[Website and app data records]
=== Begin Enclosure ===
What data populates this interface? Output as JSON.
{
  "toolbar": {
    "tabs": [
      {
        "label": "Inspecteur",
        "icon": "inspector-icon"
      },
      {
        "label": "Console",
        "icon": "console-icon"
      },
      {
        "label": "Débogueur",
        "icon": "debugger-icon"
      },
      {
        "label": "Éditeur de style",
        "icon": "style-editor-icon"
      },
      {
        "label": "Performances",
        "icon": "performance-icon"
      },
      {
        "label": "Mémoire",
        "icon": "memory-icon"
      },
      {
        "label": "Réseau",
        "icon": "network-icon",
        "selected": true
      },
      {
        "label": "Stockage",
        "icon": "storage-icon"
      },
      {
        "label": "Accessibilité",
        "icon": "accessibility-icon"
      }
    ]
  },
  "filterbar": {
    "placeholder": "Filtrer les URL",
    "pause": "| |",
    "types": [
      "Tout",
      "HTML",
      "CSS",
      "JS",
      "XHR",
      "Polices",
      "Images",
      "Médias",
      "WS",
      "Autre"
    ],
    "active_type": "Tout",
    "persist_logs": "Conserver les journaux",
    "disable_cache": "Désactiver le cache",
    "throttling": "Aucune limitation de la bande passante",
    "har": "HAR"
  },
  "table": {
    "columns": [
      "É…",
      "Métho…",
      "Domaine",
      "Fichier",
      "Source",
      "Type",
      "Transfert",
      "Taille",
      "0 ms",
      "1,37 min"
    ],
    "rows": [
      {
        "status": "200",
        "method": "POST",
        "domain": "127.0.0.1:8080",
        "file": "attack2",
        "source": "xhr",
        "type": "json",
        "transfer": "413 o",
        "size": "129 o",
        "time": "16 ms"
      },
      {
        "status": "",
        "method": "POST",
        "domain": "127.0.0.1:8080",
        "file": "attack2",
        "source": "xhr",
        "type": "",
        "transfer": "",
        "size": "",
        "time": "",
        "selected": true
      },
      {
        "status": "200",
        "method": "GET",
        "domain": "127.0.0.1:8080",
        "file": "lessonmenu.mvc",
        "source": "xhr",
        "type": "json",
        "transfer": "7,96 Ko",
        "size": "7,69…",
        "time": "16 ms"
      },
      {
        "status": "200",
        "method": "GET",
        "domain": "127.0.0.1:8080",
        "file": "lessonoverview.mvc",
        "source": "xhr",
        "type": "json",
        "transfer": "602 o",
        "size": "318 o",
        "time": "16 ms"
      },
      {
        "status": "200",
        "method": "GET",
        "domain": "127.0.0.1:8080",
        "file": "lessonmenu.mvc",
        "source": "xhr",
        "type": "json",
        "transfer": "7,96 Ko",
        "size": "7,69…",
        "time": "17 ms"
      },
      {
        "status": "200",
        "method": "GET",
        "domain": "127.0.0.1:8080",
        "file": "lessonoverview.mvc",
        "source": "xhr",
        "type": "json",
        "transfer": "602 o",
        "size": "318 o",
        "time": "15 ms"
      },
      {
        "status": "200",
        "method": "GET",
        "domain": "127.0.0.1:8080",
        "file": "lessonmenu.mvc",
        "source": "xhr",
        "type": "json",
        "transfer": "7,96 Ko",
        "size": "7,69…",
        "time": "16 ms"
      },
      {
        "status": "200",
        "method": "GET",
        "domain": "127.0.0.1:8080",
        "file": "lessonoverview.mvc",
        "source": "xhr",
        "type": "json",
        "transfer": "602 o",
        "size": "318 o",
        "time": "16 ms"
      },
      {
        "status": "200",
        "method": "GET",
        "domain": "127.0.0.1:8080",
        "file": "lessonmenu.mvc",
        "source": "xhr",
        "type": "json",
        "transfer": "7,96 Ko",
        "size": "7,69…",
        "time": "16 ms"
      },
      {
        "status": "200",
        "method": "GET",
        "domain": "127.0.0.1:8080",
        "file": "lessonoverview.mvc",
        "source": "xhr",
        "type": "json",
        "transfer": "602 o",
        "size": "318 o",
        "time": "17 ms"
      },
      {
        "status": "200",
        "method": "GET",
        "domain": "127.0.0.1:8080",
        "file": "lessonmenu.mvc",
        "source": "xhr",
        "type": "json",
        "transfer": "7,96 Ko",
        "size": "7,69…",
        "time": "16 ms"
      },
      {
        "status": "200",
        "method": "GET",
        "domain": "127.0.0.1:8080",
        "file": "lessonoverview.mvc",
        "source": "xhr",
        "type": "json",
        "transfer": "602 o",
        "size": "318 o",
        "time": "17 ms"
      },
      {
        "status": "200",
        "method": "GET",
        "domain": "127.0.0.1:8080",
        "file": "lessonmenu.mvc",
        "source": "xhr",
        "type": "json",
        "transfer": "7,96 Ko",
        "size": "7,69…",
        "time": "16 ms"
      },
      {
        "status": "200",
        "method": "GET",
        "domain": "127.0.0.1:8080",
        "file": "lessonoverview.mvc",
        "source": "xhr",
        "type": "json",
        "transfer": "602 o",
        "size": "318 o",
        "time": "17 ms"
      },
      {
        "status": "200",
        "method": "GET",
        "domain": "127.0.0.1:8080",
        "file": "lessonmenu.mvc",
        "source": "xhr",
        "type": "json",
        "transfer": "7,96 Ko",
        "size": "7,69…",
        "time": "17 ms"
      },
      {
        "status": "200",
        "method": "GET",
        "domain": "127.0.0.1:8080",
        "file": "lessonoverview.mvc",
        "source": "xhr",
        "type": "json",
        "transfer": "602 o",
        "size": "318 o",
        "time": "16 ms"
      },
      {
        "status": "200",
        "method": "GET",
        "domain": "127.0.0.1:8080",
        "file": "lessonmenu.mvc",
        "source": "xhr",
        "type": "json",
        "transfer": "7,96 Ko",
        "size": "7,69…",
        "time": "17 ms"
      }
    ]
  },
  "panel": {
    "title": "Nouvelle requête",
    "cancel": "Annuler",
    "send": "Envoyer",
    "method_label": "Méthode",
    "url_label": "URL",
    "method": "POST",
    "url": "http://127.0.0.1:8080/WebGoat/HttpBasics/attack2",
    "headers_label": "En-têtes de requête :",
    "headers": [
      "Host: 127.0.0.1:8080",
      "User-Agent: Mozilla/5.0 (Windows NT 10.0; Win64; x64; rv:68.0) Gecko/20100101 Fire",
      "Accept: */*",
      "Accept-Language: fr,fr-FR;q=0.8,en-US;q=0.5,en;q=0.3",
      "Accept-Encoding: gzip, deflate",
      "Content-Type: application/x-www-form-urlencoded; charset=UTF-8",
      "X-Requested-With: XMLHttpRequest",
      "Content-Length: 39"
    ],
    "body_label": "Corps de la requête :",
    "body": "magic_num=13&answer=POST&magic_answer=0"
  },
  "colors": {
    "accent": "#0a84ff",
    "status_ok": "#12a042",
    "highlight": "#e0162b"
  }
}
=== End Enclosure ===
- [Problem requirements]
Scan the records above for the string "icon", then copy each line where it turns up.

- [Solved problem]
        "icon": "inspector-icon"
        "icon": "console-icon"
        "icon": "debugger-icon"
        "icon": "style-editor-icon"
        "icon": "performance-icon"
        "icon": "memory-icon"
        "icon": "network-icon",
        "icon": "storage-icon"
        "icon": "accessibility-icon"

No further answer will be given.